Start of DATA TO EXAMINE

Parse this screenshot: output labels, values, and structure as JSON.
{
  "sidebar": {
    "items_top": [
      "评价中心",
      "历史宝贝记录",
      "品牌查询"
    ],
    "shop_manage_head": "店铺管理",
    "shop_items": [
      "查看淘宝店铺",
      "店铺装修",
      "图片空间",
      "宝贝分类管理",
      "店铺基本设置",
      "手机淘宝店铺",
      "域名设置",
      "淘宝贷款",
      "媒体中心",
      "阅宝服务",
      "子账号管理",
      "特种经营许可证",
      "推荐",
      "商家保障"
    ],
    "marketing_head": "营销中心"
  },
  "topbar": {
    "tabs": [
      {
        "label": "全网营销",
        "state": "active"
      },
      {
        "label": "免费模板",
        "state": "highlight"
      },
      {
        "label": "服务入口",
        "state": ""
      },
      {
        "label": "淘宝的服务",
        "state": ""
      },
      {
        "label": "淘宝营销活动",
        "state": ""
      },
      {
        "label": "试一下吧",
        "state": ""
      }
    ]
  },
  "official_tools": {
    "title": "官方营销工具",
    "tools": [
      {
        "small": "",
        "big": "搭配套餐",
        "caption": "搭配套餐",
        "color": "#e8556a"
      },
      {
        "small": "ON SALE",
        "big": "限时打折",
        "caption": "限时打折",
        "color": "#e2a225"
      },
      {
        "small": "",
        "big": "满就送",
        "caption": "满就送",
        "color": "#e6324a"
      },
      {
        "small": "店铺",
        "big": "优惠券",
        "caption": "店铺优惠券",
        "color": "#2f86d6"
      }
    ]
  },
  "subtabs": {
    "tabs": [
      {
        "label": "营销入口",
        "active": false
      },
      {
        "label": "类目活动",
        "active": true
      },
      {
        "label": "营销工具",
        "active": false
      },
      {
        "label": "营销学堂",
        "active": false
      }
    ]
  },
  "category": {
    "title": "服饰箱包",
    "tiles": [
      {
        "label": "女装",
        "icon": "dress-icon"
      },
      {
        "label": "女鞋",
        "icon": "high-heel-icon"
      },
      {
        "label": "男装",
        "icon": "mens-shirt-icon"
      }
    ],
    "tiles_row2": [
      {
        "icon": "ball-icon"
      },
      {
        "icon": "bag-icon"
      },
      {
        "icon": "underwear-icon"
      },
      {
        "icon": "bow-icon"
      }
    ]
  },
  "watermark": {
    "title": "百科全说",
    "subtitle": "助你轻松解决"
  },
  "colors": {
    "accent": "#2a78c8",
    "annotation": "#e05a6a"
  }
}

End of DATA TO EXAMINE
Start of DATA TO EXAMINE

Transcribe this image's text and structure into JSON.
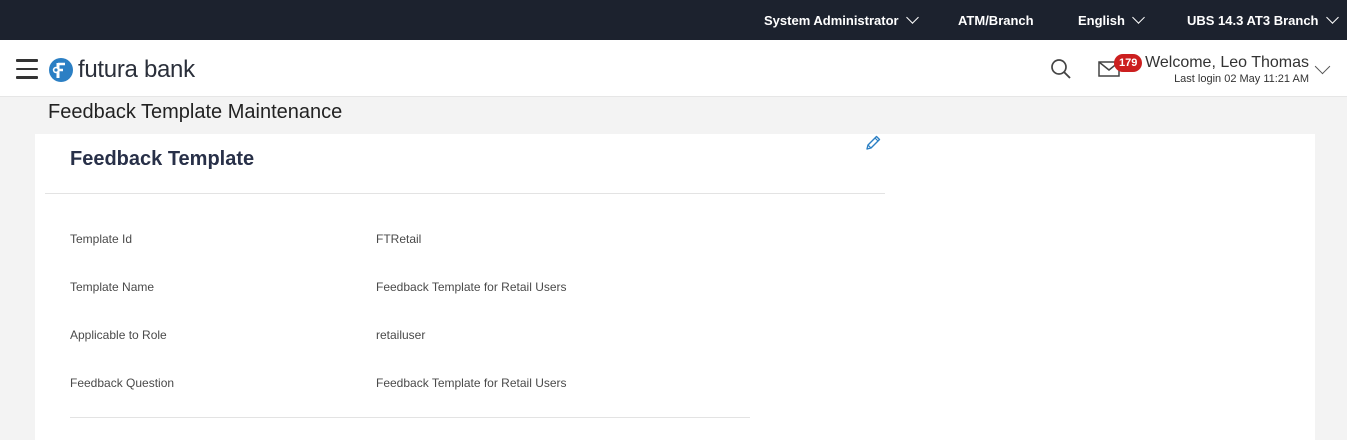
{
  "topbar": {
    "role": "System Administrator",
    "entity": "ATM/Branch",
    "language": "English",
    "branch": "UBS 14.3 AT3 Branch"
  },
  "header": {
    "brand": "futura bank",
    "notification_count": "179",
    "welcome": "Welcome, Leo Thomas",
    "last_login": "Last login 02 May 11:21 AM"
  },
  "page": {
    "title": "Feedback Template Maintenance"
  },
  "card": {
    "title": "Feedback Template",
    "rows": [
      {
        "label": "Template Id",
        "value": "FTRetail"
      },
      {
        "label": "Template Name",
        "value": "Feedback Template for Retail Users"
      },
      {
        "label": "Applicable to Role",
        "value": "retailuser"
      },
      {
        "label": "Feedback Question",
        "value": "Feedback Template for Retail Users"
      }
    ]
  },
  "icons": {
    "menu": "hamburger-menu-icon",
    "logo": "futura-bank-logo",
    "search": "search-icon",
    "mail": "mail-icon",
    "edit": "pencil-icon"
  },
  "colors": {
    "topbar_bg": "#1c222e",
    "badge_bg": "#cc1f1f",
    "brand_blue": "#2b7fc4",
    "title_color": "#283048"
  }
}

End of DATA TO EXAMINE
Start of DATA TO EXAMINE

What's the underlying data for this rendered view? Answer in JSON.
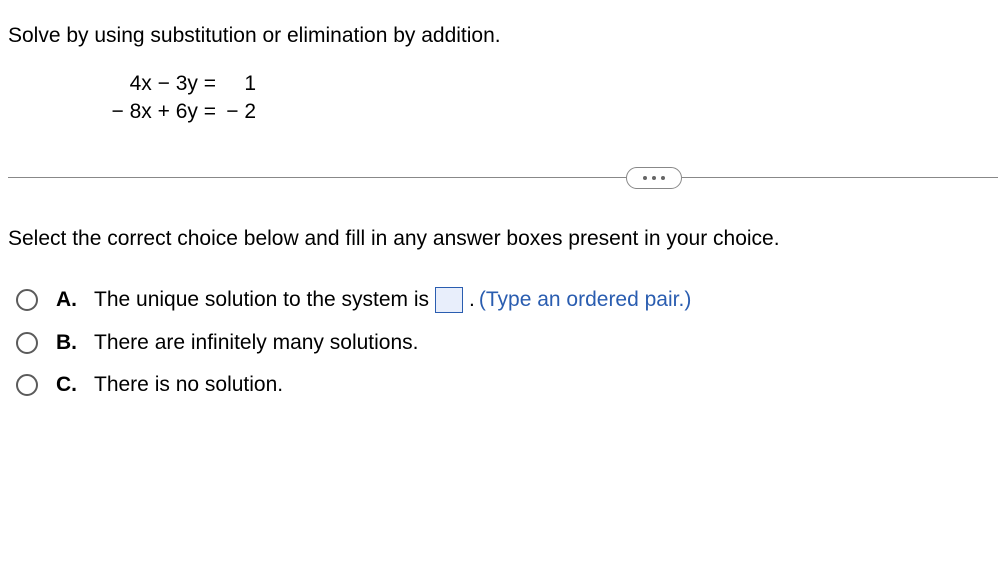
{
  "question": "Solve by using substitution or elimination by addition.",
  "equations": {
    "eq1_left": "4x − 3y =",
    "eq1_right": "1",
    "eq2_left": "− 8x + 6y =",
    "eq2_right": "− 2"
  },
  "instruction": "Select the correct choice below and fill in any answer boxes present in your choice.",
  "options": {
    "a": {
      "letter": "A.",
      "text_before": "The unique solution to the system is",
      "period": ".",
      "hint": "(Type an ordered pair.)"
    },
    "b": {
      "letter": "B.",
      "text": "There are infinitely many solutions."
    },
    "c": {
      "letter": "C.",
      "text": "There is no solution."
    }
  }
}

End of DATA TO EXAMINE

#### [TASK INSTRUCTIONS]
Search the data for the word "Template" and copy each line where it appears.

#### [ANSWER BELOW]
    "title": "Feedback Template Maintenance"
    "title": "Feedback Template",
        "label": "Template Id",
        "label": "Template Name",
        "value": "Feedback Template for Retail Users"
        "value": "Feedback Template for Retail Users"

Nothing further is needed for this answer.